Almost a third of small and medium businesses (SMBs) in the UAE launched new products and services during the Covid-19 pandemic, a move that helped them to survive the unprecedented effects of the crisis, according to cyber security firm Kaspersky Labs.
The decision-making process to respond to the health crisis was especially complex, as companies had to consider several external factors, including movement restrictions, a lifestyle adapted to the new normal and sanitary requirements, combined with their business capabilities.
“Although some decisions were hard, they were necessary. Now, it is good to know that the overall feeling about the results of the pandemic is somewhat positive across small companies: 56 per cent agree that their business responded well to the global challenge," said Andrey Dankevich, a senior product marketing manager at Moscow-based Kaspersky.
SMBs are similar in terms of size and characteristics to small and medium enterprises but differ by employment, with the former often relying on part-time workers or outsourced staff and the latter employing full-time workers.
But research has indicated that SMBs in the UAE have dealt well with challenges. A report by payment company Visa showed that nearly 97 per cent of UAE SMBs, compared with the global average of 83 per cent, have adopted new forms of digital payment technology by the end of last year.
The government is also extending support to SMEs. The Khalifa Fund for Enterprise Development partnered with UAE telecoms company Etisalat and Microsoft to help Abu Dhabi SMEs fast-track their digital transformation, while Dubai SME, the government agency mandated to develop the sector, supported its members with procurement contracts worth Dh896m in 2020.

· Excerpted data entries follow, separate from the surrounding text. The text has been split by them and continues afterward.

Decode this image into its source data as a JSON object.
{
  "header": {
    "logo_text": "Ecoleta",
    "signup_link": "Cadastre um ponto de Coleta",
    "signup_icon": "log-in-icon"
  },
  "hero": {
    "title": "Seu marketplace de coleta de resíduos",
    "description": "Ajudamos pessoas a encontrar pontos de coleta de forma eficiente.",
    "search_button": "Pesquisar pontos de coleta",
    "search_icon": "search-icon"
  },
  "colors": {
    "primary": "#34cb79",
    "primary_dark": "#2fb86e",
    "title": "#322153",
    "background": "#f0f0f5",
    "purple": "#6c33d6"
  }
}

The Kaspersky report indicated that the launch of new products and services was an active response from these companies. Almost a fifth of business (18 per cent) entered new sectors. For example, some launched a digital alternative for their physical offerings while restaurants and shops began delivery services to supplement their business.

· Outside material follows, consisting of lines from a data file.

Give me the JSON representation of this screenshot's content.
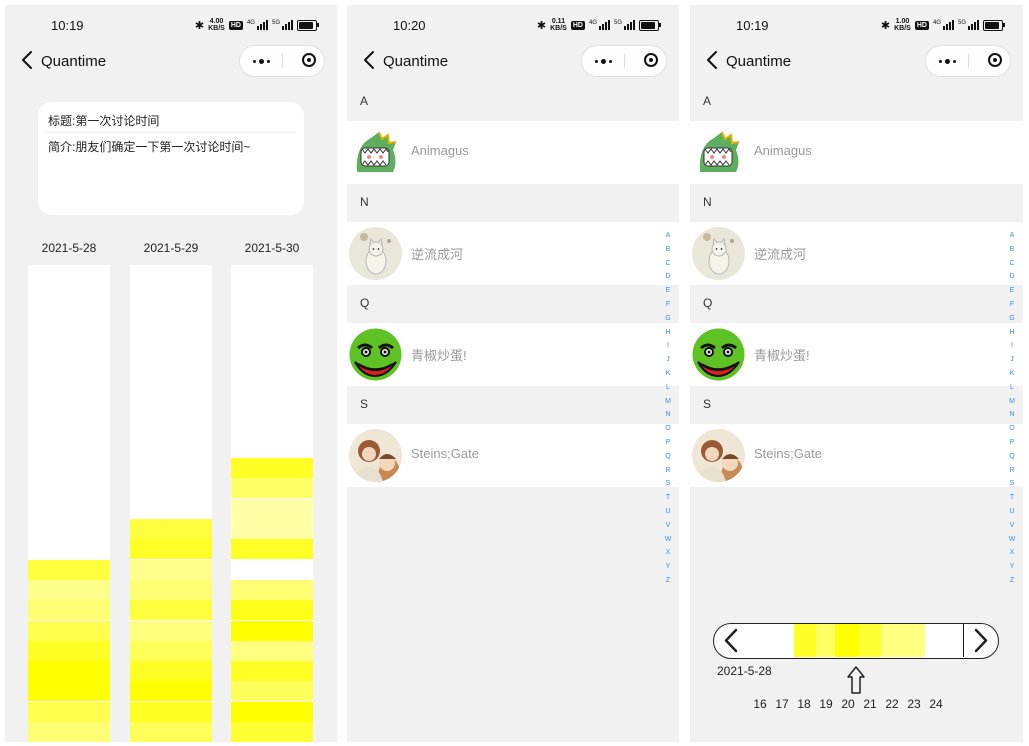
{
  "status_bars": [
    {
      "time": "10:19",
      "speed_top": "4.00",
      "speed_unit": "KB/S"
    },
    {
      "time": "10:20",
      "speed_top": "0.11",
      "speed_unit": "KB/S"
    },
    {
      "time": "10:19",
      "speed_top": "1.00",
      "speed_unit": "KB/S"
    }
  ],
  "status_icons": {
    "bluetooth": "bluetooth-icon",
    "hd": "HD",
    "signal_1": "4G",
    "signal_2": "5G",
    "battery": "battery-icon"
  },
  "nav": {
    "title": "Quantime"
  },
  "topic": {
    "title_line": "标题:第一次讨论时间",
    "intro_line": "简介:朋友们确定一下第一次讨论时间~"
  },
  "availability": {
    "dates": [
      "2021-5-28",
      "2021-5-29",
      "2021-5-30"
    ],
    "colors": {
      "empty": "#ffffff",
      "brightest": "#ffff00"
    }
  },
  "contacts": {
    "sections": [
      {
        "letter": "A",
        "name": "Animagus",
        "avatar": "dinosaur-avatar"
      },
      {
        "letter": "N",
        "name": "逆流成河",
        "avatar": "cat-avatar"
      },
      {
        "letter": "Q",
        "name": "青椒炒蛋!",
        "avatar": "green-face-avatar"
      },
      {
        "letter": "S",
        "name": "Steins;Gate",
        "avatar": "anime-avatar"
      }
    ],
    "index_letters": [
      "A",
      "B",
      "C",
      "D",
      "E",
      "F",
      "G",
      "H",
      "I",
      "J",
      "K",
      "L",
      "M",
      "N",
      "O",
      "P",
      "Q",
      "R",
      "S",
      "T",
      "U",
      "V",
      "W",
      "X",
      "Y",
      "Z"
    ]
  },
  "time_slider": {
    "date": "2021-5-28",
    "hours": [
      "16",
      "17",
      "18",
      "19",
      "20",
      "21",
      "22",
      "23",
      "24"
    ]
  }
}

Almost 58 per cent of those companies polled allowed all or most employees to work remotely amid the pandemic.
But the majority of decisions taken were aimed at optimising expenses, including budget cuts (46 per cent), reduced pay or working hours (42 per cent) and diverted budgets or halting investment plans (38 per cent).
"The lessons learnt should now help them to better prepare for future challenges, improve the current investment plan and processes, try new things boldly, and become more digital. I also believe that the products and services launched in response, will stay relevant because anti-Covid-19 restrictions are still in place and people continue to follow digital habits picked up during the pandemic," Mr Dankevich said.